The action of the play, wherein Walker comes to see himself fully, takes place inside the “house of the white liberal,” a place where Easley believes in the “myth of assimilation and the cultural values of the Western world.” Walker comes inside this place and sees it almost as an altar upon which he will have to sacrifice his individuality and autonomy. Grace and Easley defend their idols and Walker works through having to fully relinquish them. He has to rid of his emotional weight—Grace, especially—and “exorcise the ghosts of luxury which… haunt it.” He has to relinquish those masks that he wears, masks which “mask [his] pain, the true core of his self, from the oppressors.” When he tries to show others how he feels, he “acts others’ roles and destroys the possibility of achieving an integrated individual sense of self.”

In order to do what he needs to do, Brady explains, Walker has to act out the role of “nigger murderer." It is an archetype that allows Easley and Grace to understand Walker’s actions. He knows he cannot make them understand him in any other way, so he puts himself in the shoes of people like his 19th-century namesakes, Denmark Vesey (a leader of a failed slave rebellion) and David Walker (a radical writer and revolutionary). Of course, Grace and Easley see him as crazy, calling him all manner of synonyms for that concept.

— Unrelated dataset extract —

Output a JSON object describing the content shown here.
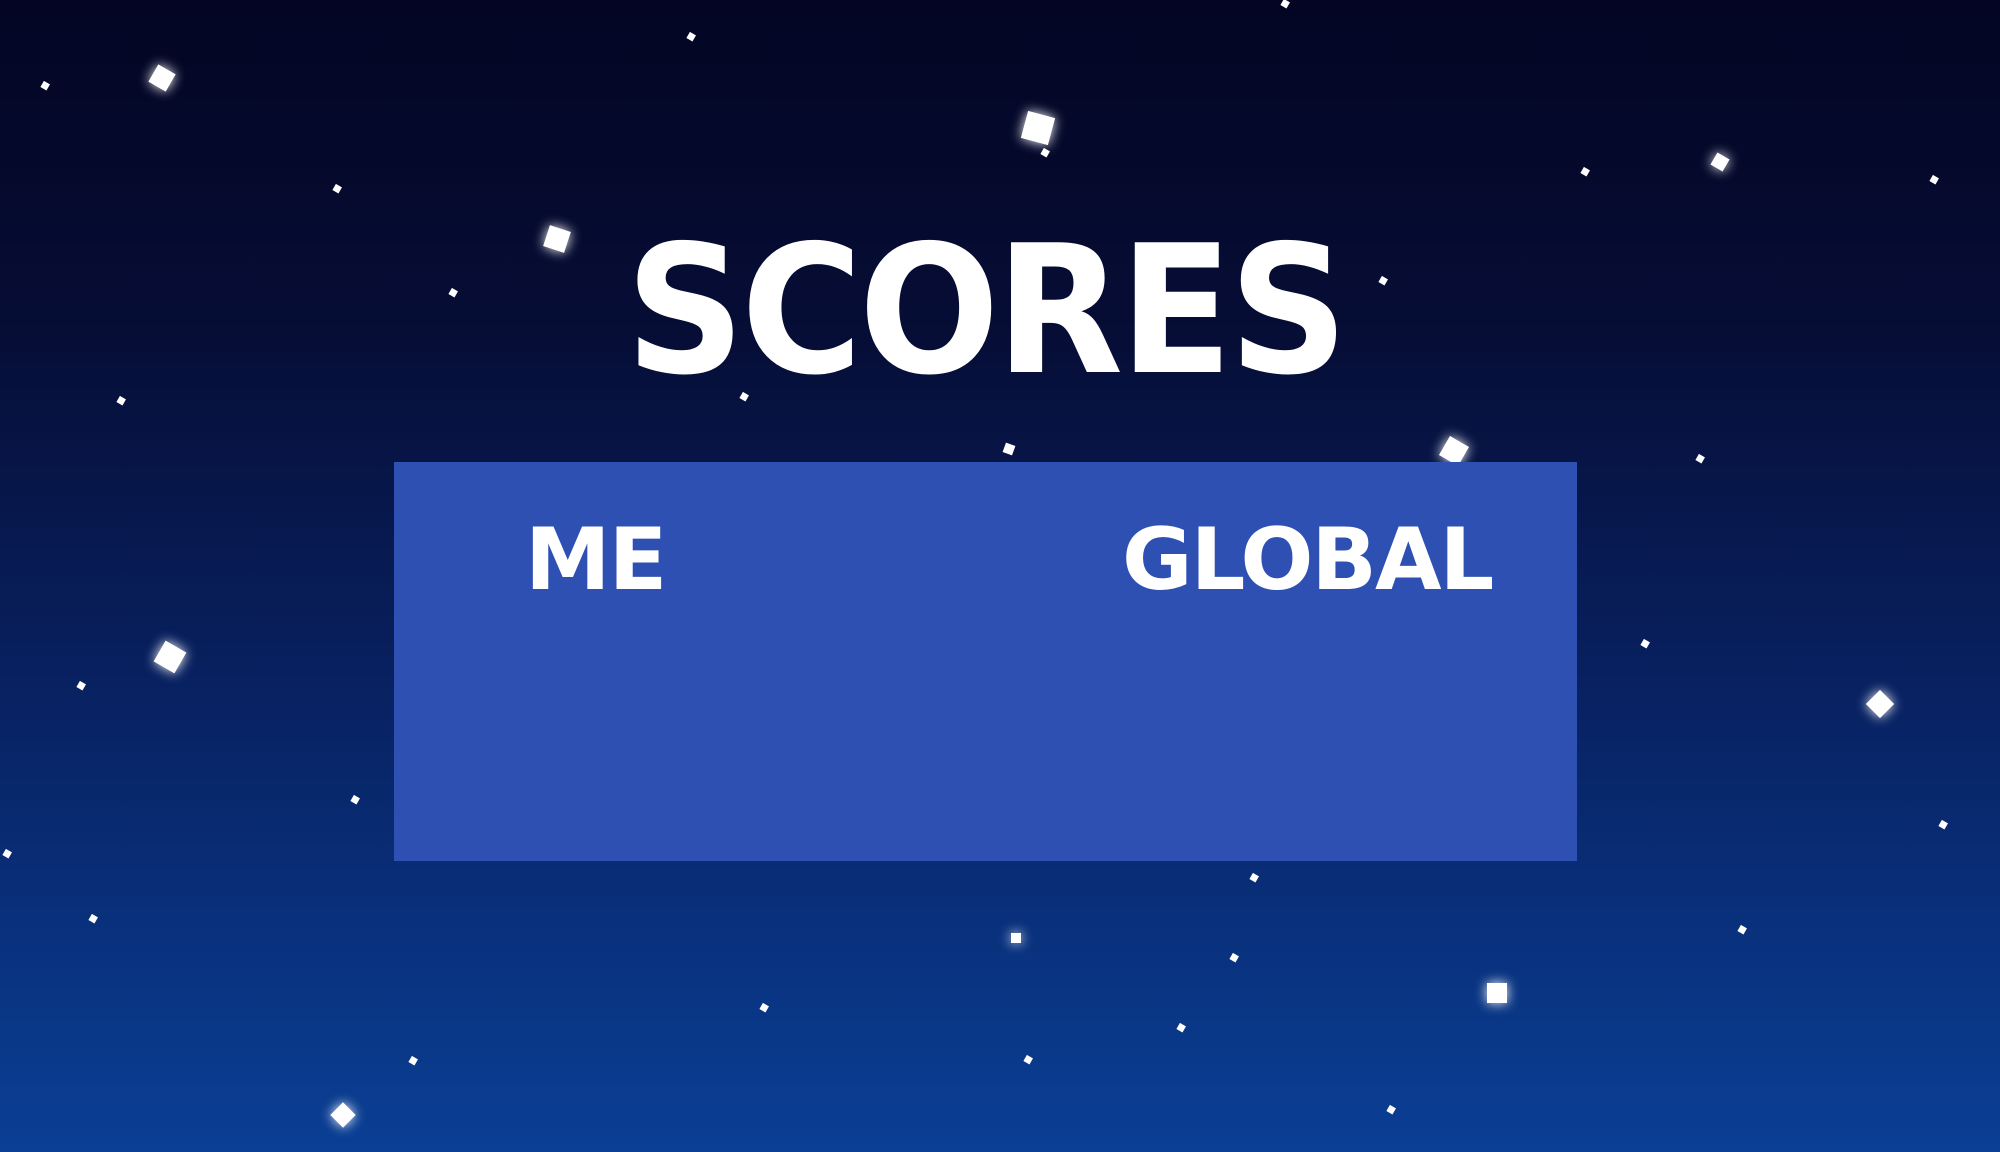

For Walker, though, “insanity or craziness is a cultural, as well as personal, stance.” He has to throw off the non-crazy things of the Western world that once attracted him before his rebellion.

In the end, Walker’s “true image will be forever hidden.” Whites will never understand him and will only see him as that murderer. Personally, he also knows his revolt will be imperfect. He knows that holding his true self together is nearly impossible: “His psychic center is gone and his fragments of self are tenuously held together by his burlesque role playing.” He tries to redeem himself and his people by recovering his children, but the last scene of the play leaves that redemption in doubt. Things are ambiguous, for while the cries of children symbolize birth pains, Walker not going after them is suggestive of death-in-birth. Ultimately, Walker “becomes a social scapegoat. He accepts the guilt for all America and his self-sacrifice redeems life. His personal execution becomes a special ritual.”

Critic Jose Fernandez also looks at Walker through the lens of Vesey and David Walker, claiming, “In The Slave, Vessels is not the historical reincarnation of Walker or Vesey propelled into the future; instead, Vessels’s initial position in the play as an outspoken and discontent slave is a symbolic figure of resistance who projects the legacy of slave rebellions and violent suppressions into a hypothetical future.” It is important that Walker is a field slave also: it is the most marginalized of black people whom Baraka believed must lead the revolution. Walker’s “position as a field slave functions as a social critique of black civil rights leaders and their methods, thus presenting a clear ideological contrast between his radical militancy and their nonviolent social activism.” As for the ambiguous ending in regard to the children, Fernandez suggests, “Vessels’s actions and the fate of his children, however, achieve an important symbolic meaning in the context of Vessels’s former self as a slave when, during the antebellum period, some slaves took the extreme action of ending their children’s lives in order to spare their fate as slaves.” He concludes, “Aesthetically, The Slave uses innovative techniques that reflect postmodern anxieties in relation to the challenge and subversion of dominant historical narratives about the era of slavery; Vessels’s discomforting revolutionary message that stresses militancy, nationalist aspirations, and radical actions in the face of racial oppression stands as a form of historical memory that reflects the contentious history of race relations—not only during the sixties but also at different junctions in American history.”